- describe, compare, and contrast example English structures in detail through the rigorous application of the concepts, categories, and methods of descriptive linguistics.
2887 ENGL 562-30 Shakespeare:On Unfamiliar Ground – CUE:
M-F (07/08-08/11) TBA (Professor Stanev)
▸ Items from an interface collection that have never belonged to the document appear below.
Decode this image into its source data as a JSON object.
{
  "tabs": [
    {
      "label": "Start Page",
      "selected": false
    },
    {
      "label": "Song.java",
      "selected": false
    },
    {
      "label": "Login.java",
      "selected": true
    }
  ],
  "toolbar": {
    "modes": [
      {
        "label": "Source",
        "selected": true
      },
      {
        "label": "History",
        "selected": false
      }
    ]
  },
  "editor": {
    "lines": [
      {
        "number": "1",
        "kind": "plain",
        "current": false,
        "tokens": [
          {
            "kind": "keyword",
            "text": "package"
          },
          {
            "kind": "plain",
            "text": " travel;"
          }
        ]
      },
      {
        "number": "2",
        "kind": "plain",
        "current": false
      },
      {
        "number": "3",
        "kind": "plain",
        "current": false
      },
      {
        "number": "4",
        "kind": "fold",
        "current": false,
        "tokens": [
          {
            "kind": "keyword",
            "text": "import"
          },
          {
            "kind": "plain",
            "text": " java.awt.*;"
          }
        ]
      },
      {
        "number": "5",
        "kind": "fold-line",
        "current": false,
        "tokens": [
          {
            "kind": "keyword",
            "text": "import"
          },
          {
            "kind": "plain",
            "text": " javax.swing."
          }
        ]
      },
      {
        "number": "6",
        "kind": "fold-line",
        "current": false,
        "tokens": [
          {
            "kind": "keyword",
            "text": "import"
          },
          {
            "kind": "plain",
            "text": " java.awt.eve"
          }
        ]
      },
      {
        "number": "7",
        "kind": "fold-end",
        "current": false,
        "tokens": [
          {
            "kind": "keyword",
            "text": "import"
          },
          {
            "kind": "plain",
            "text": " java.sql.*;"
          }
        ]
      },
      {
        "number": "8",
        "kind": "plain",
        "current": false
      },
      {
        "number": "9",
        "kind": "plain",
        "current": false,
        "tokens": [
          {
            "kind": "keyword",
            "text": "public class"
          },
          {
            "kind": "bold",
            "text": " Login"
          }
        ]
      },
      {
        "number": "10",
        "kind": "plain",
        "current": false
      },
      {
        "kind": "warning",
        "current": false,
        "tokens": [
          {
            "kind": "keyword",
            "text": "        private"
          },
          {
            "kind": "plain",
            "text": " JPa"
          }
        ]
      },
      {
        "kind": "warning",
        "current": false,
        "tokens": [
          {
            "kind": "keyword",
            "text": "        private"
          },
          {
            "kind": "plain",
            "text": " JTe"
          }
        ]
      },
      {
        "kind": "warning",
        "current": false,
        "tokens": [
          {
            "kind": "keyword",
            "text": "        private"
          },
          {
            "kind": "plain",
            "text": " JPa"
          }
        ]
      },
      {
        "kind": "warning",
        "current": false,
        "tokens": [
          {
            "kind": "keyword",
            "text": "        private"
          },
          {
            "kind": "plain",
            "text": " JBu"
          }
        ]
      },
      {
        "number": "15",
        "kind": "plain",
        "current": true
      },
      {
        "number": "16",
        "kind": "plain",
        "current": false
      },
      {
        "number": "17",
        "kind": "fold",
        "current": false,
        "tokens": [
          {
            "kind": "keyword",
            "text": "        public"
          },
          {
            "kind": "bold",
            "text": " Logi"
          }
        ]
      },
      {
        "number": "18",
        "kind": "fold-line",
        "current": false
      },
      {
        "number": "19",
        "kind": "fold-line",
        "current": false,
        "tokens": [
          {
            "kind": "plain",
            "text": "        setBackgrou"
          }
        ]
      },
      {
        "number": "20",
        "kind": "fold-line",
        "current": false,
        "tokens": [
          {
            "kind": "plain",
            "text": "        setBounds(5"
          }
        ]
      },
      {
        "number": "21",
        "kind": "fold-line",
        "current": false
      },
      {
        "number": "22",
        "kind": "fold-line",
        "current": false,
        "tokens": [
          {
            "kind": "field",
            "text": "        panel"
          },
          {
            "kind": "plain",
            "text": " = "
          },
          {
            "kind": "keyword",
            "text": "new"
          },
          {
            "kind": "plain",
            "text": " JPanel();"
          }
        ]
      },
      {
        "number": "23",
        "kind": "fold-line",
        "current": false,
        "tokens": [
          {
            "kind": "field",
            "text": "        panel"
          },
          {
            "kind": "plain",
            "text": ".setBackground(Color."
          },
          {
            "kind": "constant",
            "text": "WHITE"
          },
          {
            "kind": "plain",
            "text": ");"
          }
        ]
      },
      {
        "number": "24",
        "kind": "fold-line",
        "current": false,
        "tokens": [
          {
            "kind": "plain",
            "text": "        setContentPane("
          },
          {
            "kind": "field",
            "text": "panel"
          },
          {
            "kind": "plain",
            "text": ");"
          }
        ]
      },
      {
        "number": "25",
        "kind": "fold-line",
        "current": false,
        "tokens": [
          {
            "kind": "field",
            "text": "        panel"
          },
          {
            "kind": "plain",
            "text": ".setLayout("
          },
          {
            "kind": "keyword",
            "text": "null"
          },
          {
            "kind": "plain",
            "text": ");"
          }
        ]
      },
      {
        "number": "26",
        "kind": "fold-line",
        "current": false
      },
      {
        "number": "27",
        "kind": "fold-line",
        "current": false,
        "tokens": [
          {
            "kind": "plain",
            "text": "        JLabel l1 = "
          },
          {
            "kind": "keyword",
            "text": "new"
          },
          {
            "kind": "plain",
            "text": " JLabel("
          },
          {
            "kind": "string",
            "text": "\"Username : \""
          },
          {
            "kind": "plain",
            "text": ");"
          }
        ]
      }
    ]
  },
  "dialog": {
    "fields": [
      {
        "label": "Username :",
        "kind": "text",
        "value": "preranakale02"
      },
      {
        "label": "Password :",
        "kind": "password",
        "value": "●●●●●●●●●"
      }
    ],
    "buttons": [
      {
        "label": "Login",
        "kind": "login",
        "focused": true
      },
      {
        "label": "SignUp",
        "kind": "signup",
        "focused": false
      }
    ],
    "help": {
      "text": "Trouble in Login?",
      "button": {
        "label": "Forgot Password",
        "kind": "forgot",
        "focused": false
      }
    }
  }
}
This intensive five-week course will examine a number of the lesser known works of the Bard, particularly those that have baffled and perplexed generations of audiences and readers. We will study in considerable detail the dramatic, philosophical, cultural, and political build-up of select plays in regard to four significant clusters of ideas: imperfect love, misanthropy and exile, desultory kingship, and uncommon redemption. We will investigate Shakespeare’s works further through a number of interpretative lenses (especially historicism) that help to unravel a complex register of dramatic commentaries related to royal prerogative, political opportunism, social alienation, sexual fulfillment, erotic desire, gender transgression, cultural defiance, philosophical skepticism, psychological breakdown, and emotional disparagement. The student learning outcome of this course hence aims at developing significant awareness of the restless complexity and inner controversies of a relatively unfamiliar body of Shakespeare’s plays that will not only enhance knowledge of the Bard’s dramatic genius, but will also help us place some of the better known works in dialogue and negotiations with their lesser known siblings. The plays covered will include 2 Henry VI, Love’s Labour’s Lost, King John, All’s Well That Ends Well, Troilus and Cressida, Timon of Athens, Coriolanus, Pericles, and Cymbeline.